Mr. Chalabi said the tone for post-Saddam Iraq will be set by the nature of the war that brings an end to Saddam's regime.
"Above all, we must have Iraqi participation in the liberation process in a substantial and significant way," Mr. Chalabi said. "This is not going to be a war between Iraq and the United States. This is going to be a war of national liberation of Iraq by the Iraqi people against the regime in Iraq, with the United States providing assistance to the Iraqi people."
"It's better for the Iraqi people and for the United States if the new government emerges with the Iraqi people participating in the liberation of their country," he said. "The political legitimacy of any government in the future will be largely judged by how it emerged. If it emerges as a result of its participation in the liberation, then there will be an enormous credit to its legitimacy in the eyes of the people."
"There will be pressure in the United States to expedite the process, and the best means of doing so of course is to use the U.S. military entirely," Mr. Chalabi said. He said that some of the Americans are "reluctant to get involved in a messy operation involving Iraqis as their military allies in fighting Saddam. But it must be done. The future demands it."
Asked about Mr. Chalabi's comments, a White House official responded to the question about the $97 million by saying, "It's State's money to disburse." A Pentagon spokeswoman, Susan Hansen, also referred inquiries to the State Department. The State Department did not return a call seeking comment. As for the level of Iraqi involvement in a military campaign against Saddam Hussein, the White House official, who spoke on condition of anonymity, said, "No decisions have been made. We're looking at everything."
Within the Washington bureaucracy, Mr. Chalabi is facing particularly strong opposition from the Central Intelligence Agency. A 20-year CIA veteran, Judith S. Yaphe, who left the Agency in 1995 and is now a senior fellow at National Defense University, accused the Iraqi National Congress of "whining" in response to the delays by the Bush administration. "They certainly thought that they would have everything they wanted quickly, and that hasn't happened," she said.
The managing editor of Foreign Affairs, Gideon Rose, a National Security Council official in the Clinton administration, said that Iraqi participation in any campaign against Saddam Hussein would be desirable. "What the precise role is operationally depends on what is militarily feasible and sensible," he said. "Winning the war is a necessary condition to winning the peace."

Blogger Nibras Kazimi نبراس الكاظمي | 4:58 PM

What is your point?
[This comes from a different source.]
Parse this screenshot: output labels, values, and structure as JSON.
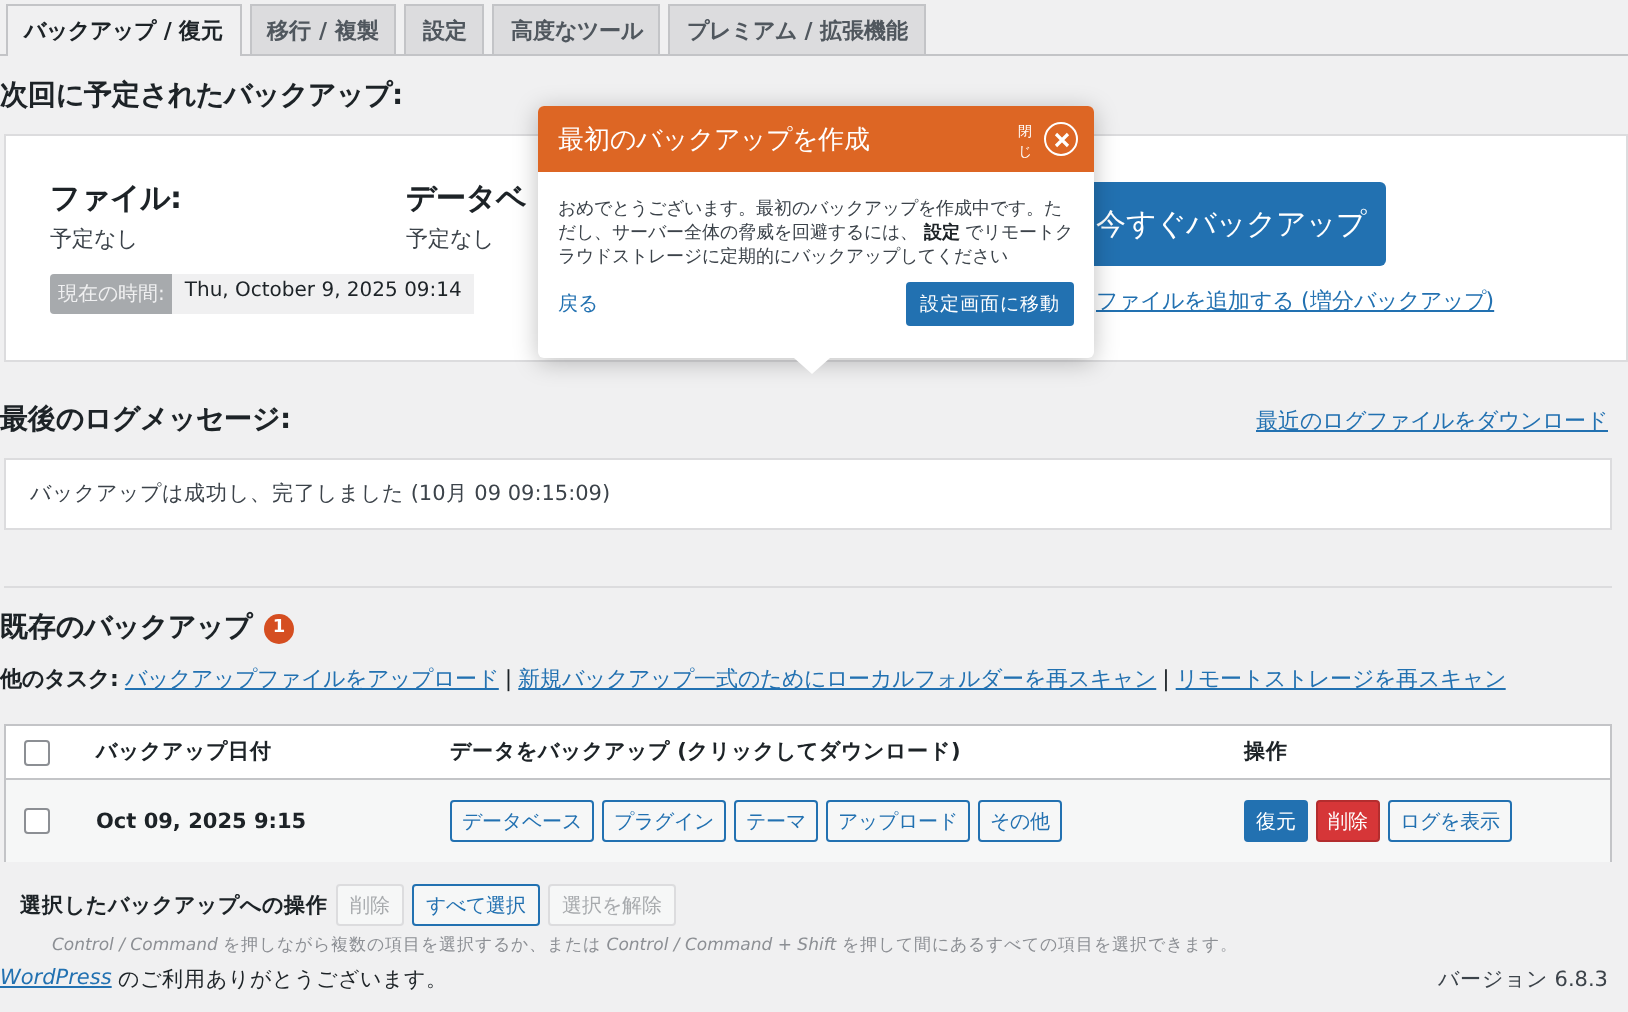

Spencer already wrote that the U.S. has not provided consistent support for any Iraqi faction --- it's the main point of his post.

Though I'm sure backing a thoroughly Westernized conman like Chalabi would have worked just peachy. Frankly if there's any policy that could have worked out worse than the confused idiocy we've seen, it would have been installing the Arab Ngo Dinh Diem.
Blogger Tequila | 5:18 AM


I didn't accuse the INC of favoring an occupation. I was quite familiar with Kanan's position ahead of the war -- believe me, I knew you guys didn't want occupation; you wanted power turned over to, well, you and a few others. What I'm talking about is the neocons who risked their standing in the GOP or with the White House by denouncing the occupation in 2003/04 -- and who now pretend that they were anti-occupation all along. My guess is that the total is basically Frum & Perle in their 2003 book, but even they didn't press the issue in op-eds, TV appearances, speeches, etc.

You around for New Year's?
Blogger spencerackerman | 9:54 AM